** ABOUT THIS TASK **
Copy out every line of the data that has the word "label" somewhere in it.

START MATERIAL TO PROCESS

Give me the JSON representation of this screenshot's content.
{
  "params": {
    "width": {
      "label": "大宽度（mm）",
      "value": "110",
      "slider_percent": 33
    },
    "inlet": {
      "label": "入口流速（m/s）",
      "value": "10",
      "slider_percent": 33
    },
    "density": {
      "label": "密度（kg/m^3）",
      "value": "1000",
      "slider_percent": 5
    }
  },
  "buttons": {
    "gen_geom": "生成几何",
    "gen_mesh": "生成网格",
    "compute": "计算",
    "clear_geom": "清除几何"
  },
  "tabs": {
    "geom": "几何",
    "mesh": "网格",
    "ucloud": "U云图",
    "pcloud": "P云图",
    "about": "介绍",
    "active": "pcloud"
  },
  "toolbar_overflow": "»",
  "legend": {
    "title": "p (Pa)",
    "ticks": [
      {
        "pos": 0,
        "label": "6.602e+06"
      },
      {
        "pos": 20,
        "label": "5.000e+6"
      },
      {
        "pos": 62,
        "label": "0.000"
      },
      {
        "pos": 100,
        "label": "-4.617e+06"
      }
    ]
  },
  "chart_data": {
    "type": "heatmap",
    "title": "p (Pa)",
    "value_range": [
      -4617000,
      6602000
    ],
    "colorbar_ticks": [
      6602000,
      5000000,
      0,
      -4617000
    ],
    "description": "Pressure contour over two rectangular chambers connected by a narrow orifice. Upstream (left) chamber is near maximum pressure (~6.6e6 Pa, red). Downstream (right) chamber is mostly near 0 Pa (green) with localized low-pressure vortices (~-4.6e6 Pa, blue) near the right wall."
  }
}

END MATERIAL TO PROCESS

** THE ANSWER **
      "label": "大宽度（mm）",
      "label": "入口流速（m/s）",
      "label": "密度（kg/m^3）",
        "label": "6.602e+06"
        "label": "5.000e+6"
        "label": "0.000"
        "label": "-4.617e+06"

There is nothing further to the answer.